- _Data records for software interfaces_

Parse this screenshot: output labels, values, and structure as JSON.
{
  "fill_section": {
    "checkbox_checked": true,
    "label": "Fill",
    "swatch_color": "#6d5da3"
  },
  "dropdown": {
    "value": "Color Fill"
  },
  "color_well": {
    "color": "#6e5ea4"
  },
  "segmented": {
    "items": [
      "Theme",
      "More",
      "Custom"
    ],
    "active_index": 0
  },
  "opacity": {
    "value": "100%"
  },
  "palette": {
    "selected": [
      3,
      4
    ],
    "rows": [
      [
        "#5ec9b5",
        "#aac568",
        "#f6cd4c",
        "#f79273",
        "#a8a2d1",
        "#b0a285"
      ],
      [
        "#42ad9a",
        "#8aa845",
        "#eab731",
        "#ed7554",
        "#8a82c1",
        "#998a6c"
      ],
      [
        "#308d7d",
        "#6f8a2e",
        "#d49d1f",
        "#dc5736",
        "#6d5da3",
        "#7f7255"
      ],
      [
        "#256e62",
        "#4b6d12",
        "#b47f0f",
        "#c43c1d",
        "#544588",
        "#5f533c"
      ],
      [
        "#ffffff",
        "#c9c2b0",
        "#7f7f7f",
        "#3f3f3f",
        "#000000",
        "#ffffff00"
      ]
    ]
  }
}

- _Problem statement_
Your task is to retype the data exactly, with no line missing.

- _Solution to the exercise_
Parse this screenshot: output labels, values, and structure as JSON.
{
  "fill_section": {
    "checkbox_checked": true,
    "label": "Fill",
    "swatch_color": "#6d5da3"
  },
  "dropdown": {
    "value": "Color Fill"
  },
  "color_well": {
    "color": "#6e5ea4"
  },
  "segmented": {
    "items": [
      "Theme",
      "More",
      "Custom"
    ],
    "active_index": 0
  },
  "opacity": {
    "value": "100%"
  },
  "palette": {
    "selected": [
      3,
      4
    ],
    "rows": [
      [
        "#5ec9b5",
        "#aac568",
        "#f6cd4c",
        "#f79273",
        "#a8a2d1",
        "#b0a285"
      ],
      [
        "#42ad9a",
        "#8aa845",
        "#eab731",
        "#ed7554",
        "#8a82c1",
        "#998a6c"
      ],
      [
        "#308d7d",
        "#6f8a2e",
        "#d49d1f",
        "#dc5736",
        "#6d5da3",
        "#7f7255"
      ],
      [
        "#256e62",
        "#4b6d12",
        "#b47f0f",
        "#c43c1d",
        "#544588",
        "#5f533c"
      ],
      [
        "#ffffff",
        "#c9c2b0",
        "#7f7f7f",
        "#3f3f3f",
        "#000000",
        "#ffffff00"
      ]
    ]
  }
}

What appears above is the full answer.